Data extracted from a collection:
<<<<

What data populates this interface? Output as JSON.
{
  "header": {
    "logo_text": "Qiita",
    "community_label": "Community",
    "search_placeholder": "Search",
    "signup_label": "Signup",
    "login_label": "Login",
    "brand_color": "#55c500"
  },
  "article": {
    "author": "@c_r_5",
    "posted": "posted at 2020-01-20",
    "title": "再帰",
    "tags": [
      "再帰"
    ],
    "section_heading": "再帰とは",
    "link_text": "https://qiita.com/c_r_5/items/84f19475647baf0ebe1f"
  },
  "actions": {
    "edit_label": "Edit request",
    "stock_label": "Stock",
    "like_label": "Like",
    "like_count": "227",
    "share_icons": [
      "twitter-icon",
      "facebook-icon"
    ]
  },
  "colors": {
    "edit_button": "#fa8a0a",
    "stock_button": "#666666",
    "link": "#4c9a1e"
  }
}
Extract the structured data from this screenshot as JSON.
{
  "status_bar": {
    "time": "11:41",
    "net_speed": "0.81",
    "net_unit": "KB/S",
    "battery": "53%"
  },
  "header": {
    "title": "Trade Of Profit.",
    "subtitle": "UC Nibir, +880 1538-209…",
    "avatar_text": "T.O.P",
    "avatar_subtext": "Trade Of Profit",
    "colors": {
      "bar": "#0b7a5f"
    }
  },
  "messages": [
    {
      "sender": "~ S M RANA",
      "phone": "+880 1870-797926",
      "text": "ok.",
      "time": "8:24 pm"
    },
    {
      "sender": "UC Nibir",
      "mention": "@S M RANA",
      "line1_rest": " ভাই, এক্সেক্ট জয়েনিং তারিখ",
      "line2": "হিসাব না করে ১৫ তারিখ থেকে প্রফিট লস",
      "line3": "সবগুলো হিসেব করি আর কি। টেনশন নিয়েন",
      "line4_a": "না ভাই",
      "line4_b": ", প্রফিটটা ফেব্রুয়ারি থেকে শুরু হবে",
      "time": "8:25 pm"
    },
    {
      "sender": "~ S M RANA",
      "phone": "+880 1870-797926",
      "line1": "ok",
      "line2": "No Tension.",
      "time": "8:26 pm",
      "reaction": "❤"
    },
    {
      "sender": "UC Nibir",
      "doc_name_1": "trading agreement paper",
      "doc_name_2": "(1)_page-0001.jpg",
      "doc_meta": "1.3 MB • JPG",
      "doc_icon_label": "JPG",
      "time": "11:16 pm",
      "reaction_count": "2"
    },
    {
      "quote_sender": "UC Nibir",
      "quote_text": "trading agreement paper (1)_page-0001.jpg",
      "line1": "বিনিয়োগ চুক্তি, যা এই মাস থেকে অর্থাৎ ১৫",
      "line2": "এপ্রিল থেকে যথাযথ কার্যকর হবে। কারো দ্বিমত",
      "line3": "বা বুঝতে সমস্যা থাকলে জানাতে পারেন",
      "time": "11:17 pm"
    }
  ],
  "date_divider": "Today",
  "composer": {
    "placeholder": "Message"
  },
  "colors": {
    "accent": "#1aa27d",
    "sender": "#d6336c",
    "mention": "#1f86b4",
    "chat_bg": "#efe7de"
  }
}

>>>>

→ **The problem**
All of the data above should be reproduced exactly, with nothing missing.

→ **Task answer**
What data populates this interface? Output as JSON.
{
  "header": {
    "logo_text": "Qiita",
    "community_label": "Community",
    "search_placeholder": "Search",
    "signup_label": "Signup",
    "login_label": "Login",
    "brand_color": "#55c500"
  },
  "article": {
    "author": "@c_r_5",
    "posted": "posted at 2020-01-20",
    "title": "再帰",
    "tags": [
      "再帰"
    ],
    "section_heading": "再帰とは",
    "link_text": "https://qiita.com/c_r_5/items/84f19475647baf0ebe1f"
  },
  "actions": {
    "edit_label": "Edit request",
    "stock_label": "Stock",
    "like_label": "Like",
    "like_count": "227",
    "share_icons": [
      "twitter-icon",
      "facebook-icon"
    ]
  },
  "colors": {
    "edit_button": "#fa8a0a",
    "stock_button": "#666666",
    "link": "#4c9a1e"
  }
}
Extract the structured data from this screenshot as JSON.
{
  "status_bar": {
    "time": "11:41",
    "net_speed": "0.81",
    "net_unit": "KB/S",
    "battery": "53%"
  },
  "header": {
    "title": "Trade Of Profit.",
    "subtitle": "UC Nibir, +880 1538-209…",
    "avatar_text": "T.O.P",
    "avatar_subtext": "Trade Of Profit",
    "colors": {
      "bar": "#0b7a5f"
    }
  },
  "messages": [
    {
      "sender": "~ S M RANA",
      "phone": "+880 1870-797926",
      "text": "ok.",
      "time": "8:24 pm"
    },
    {
      "sender": "UC Nibir",
      "mention": "@S M RANA",
      "line1_rest": " ভাই, এক্সেক্ট জয়েনিং তারিখ",
      "line2": "হিসাব না করে ১৫ তারিখ থেকে প্রফিট লস",
      "line3": "সবগুলো হিসেব করি আর কি। টেনশন নিয়েন",
      "line4_a": "না ভাই",
      "line4_b": ", প্রফিটটা ফেব্রুয়ারি থেকে শুরু হবে",
      "time": "8:25 pm"
    },
    {
      "sender": "~ S M RANA",
      "phone": "+880 1870-797926",
      "line1": "ok",
      "line2": "No Tension.",
      "time": "8:26 pm",
      "reaction": "❤"
    },
    {
      "sender": "UC Nibir",
      "doc_name_1": "trading agreement paper",
      "doc_name_2": "(1)_page-0001.jpg",
      "doc_meta": "1.3 MB • JPG",
      "doc_icon_label": "JPG",
      "time": "11:16 pm",
      "reaction_count": "2"
    },
    {
      "quote_sender": "UC Nibir",
      "quote_text": "trading agreement paper (1)_page-0001.jpg",
      "line1": "বিনিয়োগ চুক্তি, যা এই মাস থেকে অর্থাৎ ১৫",
      "line2": "এপ্রিল থেকে যথাযথ কার্যকর হবে। কারো দ্বিমত",
      "line3": "বা বুঝতে সমস্যা থাকলে জানাতে পারেন",
      "time": "11:17 pm"
    }
  ],
  "date_divider": "Today",
  "composer": {
    "placeholder": "Message"
  },
  "colors": {
    "accent": "#1aa27d",
    "sender": "#d6336c",
    "mention": "#1f86b4",
    "chat_bg": "#efe7de"
  }
}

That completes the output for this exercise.